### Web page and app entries
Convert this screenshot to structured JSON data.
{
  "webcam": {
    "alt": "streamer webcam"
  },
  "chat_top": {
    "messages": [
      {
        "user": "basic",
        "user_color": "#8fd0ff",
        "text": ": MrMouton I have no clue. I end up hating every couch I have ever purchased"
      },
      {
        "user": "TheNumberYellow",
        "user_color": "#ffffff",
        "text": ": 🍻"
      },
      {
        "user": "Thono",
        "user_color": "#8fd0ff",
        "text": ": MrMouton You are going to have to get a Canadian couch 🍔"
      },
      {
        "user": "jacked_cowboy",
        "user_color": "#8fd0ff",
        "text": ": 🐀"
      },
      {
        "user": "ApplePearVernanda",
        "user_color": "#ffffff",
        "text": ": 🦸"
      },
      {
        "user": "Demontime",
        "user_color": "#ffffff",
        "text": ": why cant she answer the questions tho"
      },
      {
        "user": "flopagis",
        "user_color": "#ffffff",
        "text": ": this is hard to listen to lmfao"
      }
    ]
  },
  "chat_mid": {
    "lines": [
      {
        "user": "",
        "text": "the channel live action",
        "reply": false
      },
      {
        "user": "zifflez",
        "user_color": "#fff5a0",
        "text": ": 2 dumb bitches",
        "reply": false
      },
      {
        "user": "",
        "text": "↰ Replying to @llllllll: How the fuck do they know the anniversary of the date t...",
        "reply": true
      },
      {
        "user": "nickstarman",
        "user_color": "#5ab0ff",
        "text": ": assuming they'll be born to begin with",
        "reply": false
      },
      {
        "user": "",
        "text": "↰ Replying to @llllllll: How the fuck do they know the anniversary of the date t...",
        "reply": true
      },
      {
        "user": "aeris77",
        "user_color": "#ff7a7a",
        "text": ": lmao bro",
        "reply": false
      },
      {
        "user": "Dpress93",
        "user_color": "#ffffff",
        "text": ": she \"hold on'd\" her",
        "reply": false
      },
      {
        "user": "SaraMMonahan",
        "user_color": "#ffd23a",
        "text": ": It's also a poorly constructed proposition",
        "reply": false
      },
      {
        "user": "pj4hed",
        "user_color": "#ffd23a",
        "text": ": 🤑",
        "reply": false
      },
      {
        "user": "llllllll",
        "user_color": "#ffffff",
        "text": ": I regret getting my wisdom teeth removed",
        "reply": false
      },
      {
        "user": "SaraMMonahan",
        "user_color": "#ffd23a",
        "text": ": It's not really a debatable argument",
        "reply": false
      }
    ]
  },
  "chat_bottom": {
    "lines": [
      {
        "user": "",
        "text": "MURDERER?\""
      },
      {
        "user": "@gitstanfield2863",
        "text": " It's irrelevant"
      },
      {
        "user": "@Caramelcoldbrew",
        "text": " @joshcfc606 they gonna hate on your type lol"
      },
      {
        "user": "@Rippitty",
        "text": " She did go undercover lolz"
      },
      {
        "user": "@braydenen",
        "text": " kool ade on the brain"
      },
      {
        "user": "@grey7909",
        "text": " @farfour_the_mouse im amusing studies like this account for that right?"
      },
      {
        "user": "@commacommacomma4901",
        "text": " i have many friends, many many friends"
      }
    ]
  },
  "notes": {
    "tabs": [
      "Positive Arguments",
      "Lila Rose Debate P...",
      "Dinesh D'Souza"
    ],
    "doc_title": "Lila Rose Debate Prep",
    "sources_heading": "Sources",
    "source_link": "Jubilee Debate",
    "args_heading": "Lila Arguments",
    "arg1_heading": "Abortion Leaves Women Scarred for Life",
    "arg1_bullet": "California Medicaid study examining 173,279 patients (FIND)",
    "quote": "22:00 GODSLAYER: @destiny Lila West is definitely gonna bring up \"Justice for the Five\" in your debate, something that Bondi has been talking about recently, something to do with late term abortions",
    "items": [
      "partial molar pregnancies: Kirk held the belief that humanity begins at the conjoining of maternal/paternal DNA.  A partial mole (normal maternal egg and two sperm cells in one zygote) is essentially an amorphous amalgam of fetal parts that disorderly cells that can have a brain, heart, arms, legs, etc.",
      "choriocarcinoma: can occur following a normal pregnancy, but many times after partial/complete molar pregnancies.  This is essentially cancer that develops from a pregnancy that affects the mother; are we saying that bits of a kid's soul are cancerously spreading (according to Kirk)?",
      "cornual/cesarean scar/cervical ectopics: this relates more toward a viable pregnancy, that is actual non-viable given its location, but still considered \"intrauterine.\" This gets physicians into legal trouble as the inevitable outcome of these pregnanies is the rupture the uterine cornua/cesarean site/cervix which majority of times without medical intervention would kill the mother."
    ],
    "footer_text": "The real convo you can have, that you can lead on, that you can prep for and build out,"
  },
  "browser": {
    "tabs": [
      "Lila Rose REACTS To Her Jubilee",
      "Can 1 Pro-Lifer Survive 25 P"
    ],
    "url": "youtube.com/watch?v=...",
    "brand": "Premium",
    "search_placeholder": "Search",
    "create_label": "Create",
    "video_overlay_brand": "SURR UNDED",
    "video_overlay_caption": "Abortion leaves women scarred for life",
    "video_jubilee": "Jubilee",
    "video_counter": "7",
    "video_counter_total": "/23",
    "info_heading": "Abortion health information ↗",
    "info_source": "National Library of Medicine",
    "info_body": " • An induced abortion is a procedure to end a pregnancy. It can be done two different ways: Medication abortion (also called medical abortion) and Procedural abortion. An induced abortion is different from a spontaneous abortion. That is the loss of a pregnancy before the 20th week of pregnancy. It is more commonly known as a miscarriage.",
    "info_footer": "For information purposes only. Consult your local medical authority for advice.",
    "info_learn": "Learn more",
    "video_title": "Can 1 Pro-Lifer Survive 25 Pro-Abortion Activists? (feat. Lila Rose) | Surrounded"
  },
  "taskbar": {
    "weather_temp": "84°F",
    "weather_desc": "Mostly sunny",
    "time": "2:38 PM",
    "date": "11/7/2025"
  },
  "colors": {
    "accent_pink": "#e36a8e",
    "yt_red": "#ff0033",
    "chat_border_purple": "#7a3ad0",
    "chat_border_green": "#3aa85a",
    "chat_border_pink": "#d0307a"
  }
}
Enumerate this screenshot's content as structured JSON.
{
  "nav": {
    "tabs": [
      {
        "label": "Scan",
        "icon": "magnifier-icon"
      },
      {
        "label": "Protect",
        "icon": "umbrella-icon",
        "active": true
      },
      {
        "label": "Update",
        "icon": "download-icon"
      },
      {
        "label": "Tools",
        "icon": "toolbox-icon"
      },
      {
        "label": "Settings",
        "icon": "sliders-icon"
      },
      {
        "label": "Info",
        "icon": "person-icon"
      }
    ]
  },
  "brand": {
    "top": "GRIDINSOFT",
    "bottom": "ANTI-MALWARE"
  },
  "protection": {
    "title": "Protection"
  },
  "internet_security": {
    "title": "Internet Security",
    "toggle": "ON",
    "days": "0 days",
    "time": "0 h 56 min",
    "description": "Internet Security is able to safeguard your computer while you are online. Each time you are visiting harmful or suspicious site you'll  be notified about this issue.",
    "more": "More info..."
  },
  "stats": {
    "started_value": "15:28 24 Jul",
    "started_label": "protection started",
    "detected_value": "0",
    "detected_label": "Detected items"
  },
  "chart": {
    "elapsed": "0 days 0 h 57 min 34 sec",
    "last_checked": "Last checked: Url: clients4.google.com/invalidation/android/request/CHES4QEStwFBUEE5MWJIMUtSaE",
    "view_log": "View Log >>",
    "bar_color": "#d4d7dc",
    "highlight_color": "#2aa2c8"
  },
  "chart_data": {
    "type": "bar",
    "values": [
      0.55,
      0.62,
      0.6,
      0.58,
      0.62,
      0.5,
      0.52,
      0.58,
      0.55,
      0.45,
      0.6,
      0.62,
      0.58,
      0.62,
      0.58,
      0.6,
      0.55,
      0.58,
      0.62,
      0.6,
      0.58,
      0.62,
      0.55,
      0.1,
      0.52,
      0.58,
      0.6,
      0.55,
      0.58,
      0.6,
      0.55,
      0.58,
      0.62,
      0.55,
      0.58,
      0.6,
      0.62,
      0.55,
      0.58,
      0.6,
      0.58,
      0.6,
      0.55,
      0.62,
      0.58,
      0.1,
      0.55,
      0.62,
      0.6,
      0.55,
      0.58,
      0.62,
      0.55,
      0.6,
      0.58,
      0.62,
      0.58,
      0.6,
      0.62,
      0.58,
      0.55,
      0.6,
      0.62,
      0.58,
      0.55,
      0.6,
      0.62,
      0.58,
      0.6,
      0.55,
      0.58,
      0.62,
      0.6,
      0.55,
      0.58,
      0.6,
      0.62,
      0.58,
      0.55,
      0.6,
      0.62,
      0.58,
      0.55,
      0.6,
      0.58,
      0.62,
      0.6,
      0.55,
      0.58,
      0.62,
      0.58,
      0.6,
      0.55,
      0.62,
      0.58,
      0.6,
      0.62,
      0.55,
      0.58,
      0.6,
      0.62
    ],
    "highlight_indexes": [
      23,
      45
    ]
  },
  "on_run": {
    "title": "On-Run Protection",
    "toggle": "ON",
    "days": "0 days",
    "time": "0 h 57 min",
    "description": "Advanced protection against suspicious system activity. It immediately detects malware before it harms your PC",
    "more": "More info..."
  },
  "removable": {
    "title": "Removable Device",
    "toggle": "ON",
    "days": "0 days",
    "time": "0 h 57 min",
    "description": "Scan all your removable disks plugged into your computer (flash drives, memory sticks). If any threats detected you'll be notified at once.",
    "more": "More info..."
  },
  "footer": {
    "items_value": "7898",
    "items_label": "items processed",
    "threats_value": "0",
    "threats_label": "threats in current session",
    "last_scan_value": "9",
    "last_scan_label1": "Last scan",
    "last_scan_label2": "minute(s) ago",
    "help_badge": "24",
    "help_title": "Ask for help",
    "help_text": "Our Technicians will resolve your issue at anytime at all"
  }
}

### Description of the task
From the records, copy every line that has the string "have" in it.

### Task answer
        "text": ": MrMouton I have no clue. I end up hating every couch I have ever purchased"
        "text": ": MrMouton You are going to have to get a Canadian couch 🍔"
        "text": " i have many friends, many many friends"
      "partial molar pregnancies: Kirk held the belief that humanity begins at the conjoining of maternal/paternal DNA.  A partial mole (normal maternal egg and two sperm cells in one zygote) is essentially an amorphous amalgam of fetal parts that disorderly cells that can have a brain, heart, arms, legs, etc.",
    "footer_text": "The real convo you can have, that you can lead on, that you can prep for and build out,"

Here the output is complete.